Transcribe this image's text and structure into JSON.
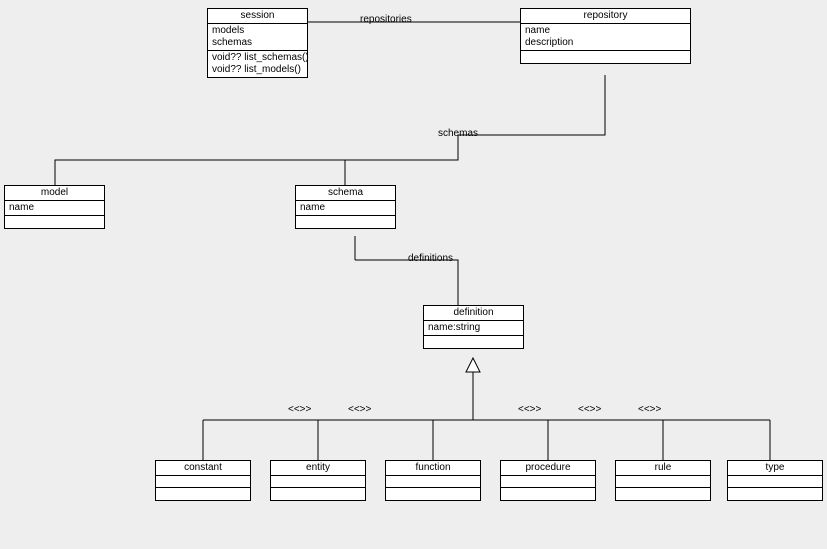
{
  "classes": {
    "session": {
      "title": "session",
      "attrs": [
        "models",
        "schemas"
      ],
      "ops": [
        "void?? list_schemas()",
        "void?? list_models()"
      ]
    },
    "repository": {
      "title": "repository",
      "attrs": [
        "name",
        "description"
      ]
    },
    "model": {
      "title": "model",
      "attrs": [
        "name"
      ]
    },
    "schema": {
      "title": "schema",
      "attrs": [
        "name"
      ]
    },
    "definition": {
      "title": "definition",
      "attrs": [
        "name:string"
      ]
    },
    "constant": {
      "title": "constant"
    },
    "entity": {
      "title": "entity"
    },
    "function": {
      "title": "function"
    },
    "procedure": {
      "title": "procedure"
    },
    "rule": {
      "title": "rule"
    },
    "type": {
      "title": "type"
    }
  },
  "labels": {
    "repositories": "repositories",
    "schemas": "schemas",
    "definitions": "definitions"
  },
  "stereotypes": {
    "s1": "<<>>",
    "s2": "<<>>",
    "s3": "<<>>",
    "s4": "<<>>",
    "s5": "<<>>"
  }
}
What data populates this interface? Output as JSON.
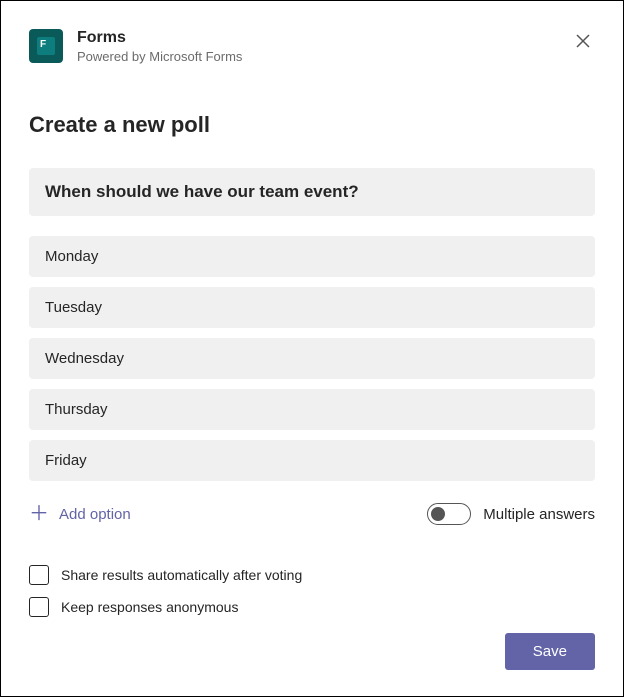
{
  "header": {
    "app_title": "Forms",
    "app_subtitle": "Powered by Microsoft Forms"
  },
  "page": {
    "title": "Create a new poll"
  },
  "poll": {
    "question": "When should we have our team event?",
    "options": [
      "Monday",
      "Tuesday",
      "Wednesday",
      "Thursday",
      "Friday"
    ]
  },
  "controls": {
    "add_option_label": "Add option",
    "multiple_answers_label": "Multiple answers",
    "share_results_label": "Share results automatically after voting",
    "keep_anonymous_label": "Keep responses anonymous",
    "save_label": "Save"
  }
}
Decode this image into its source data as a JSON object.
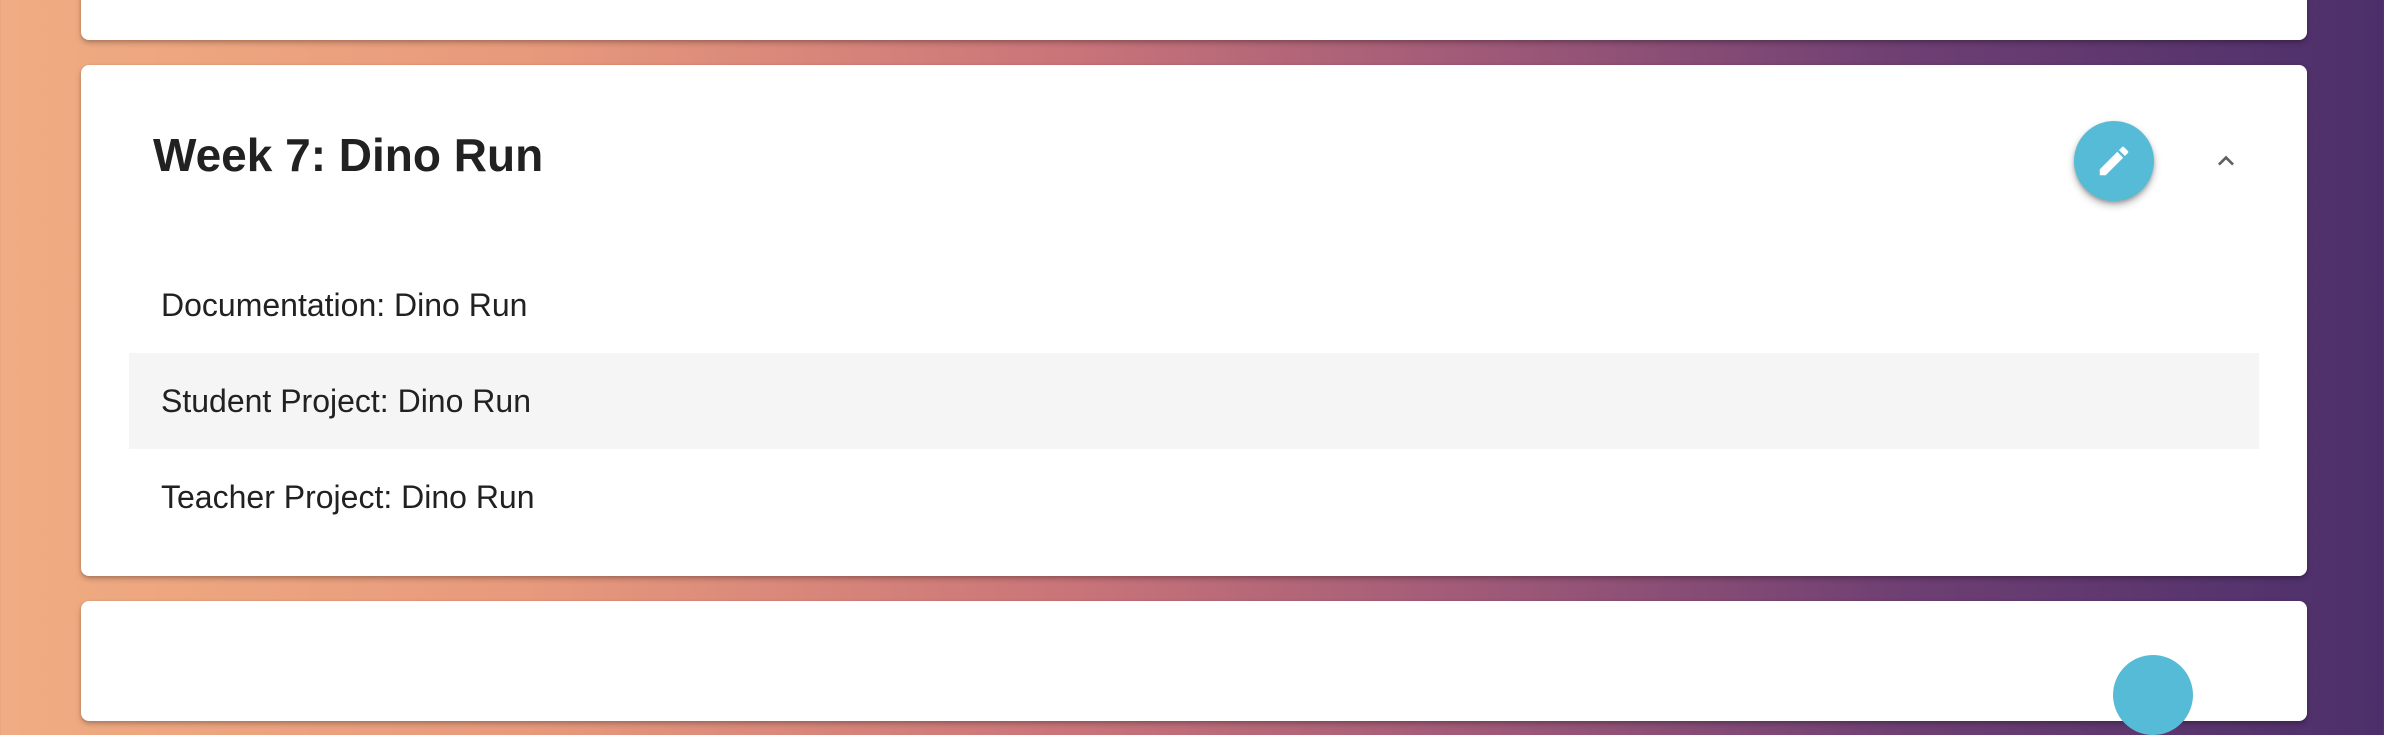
{
  "week": {
    "title": "Week 7: Dino Run",
    "items": [
      {
        "label": "Documentation: Dino Run",
        "highlighted": false
      },
      {
        "label": "Student Project: Dino Run",
        "highlighted": true
      },
      {
        "label": "Teacher Project: Dino Run",
        "highlighted": false
      }
    ],
    "edit_icon": "pencil-icon",
    "collapse_icon": "chevron-up-icon"
  },
  "colors": {
    "fab": "#56bbd6",
    "highlight_row": "#f5f5f5",
    "gradient_start": "#f0ac82",
    "gradient_end": "#4c2f6a"
  }
}
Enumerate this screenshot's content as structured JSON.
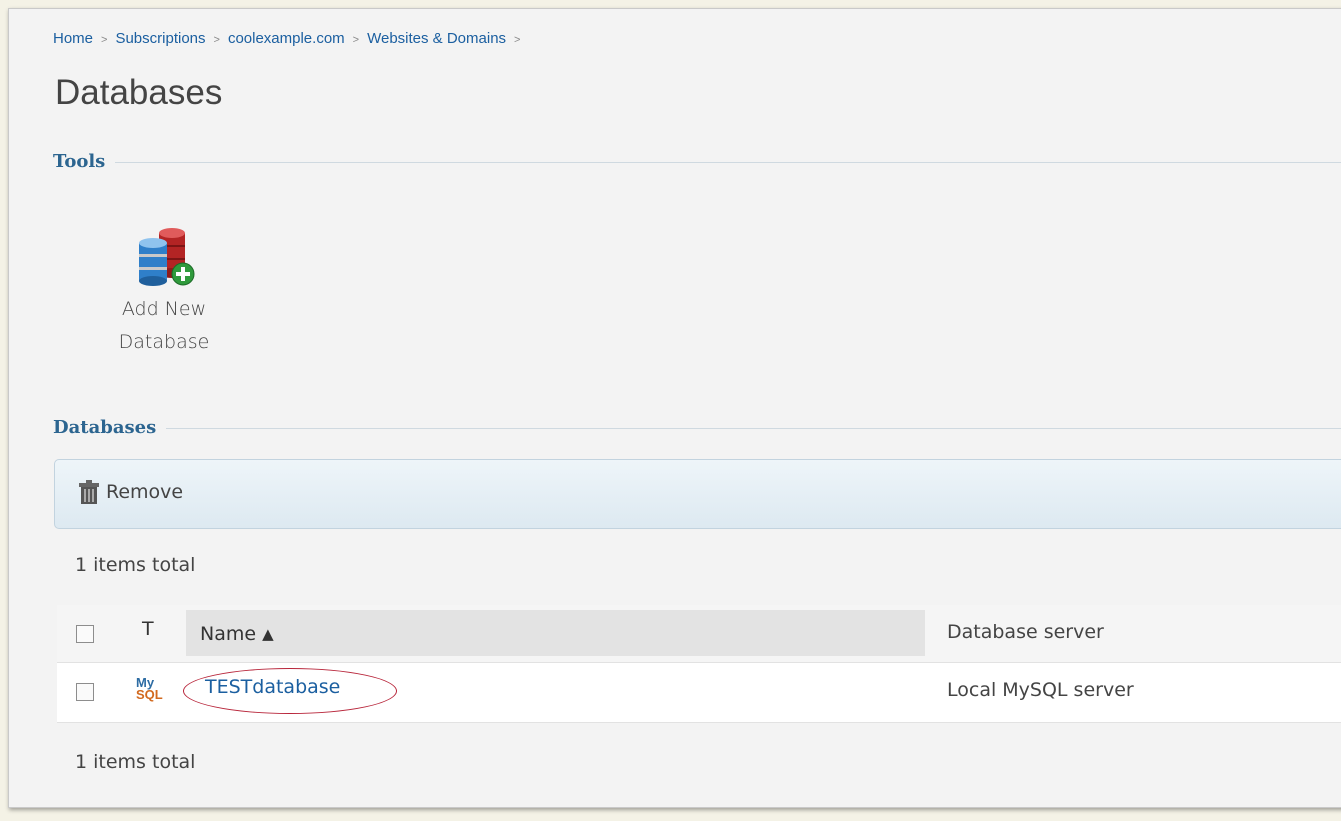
{
  "breadcrumb": {
    "items": [
      "Home",
      "Subscriptions",
      "coolexample.com",
      "Websites & Domains"
    ],
    "separator": ">"
  },
  "page": {
    "title": "Databases"
  },
  "tools_section": {
    "title": "Tools",
    "add_database": {
      "label_line1": "Add New",
      "label_line2": "Database",
      "icon": "add-database-icon"
    }
  },
  "databases_section": {
    "title": "Databases",
    "toolbar": {
      "remove_label": "Remove",
      "icon": "trash-icon"
    },
    "items_total_top": "1 items total",
    "items_total_bottom": "1 items total",
    "columns": {
      "type": "T",
      "name": "Name",
      "sort_indicator": "▲",
      "server": "Database server"
    },
    "rows": [
      {
        "type_icon": "mysql-icon",
        "type_line1": "My",
        "type_line2": "SQL",
        "name": "TESTdatabase",
        "server": "Local MySQL server"
      }
    ]
  },
  "colors": {
    "link": "#1b5fa0",
    "section_title": "#2c6590",
    "annotation_circle": "#b8263b",
    "mysql_blue": "#2d6ca3",
    "mysql_orange": "#d2691e"
  }
}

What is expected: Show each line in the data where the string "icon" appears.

Answer section:
    "edit_icon": "pencil-icon",
    "collapse_icon": "chevron-up-icon"
      "icon": "add-database-icon"
      "icon": "trash-icon"
        "type_icon": "mysql-icon",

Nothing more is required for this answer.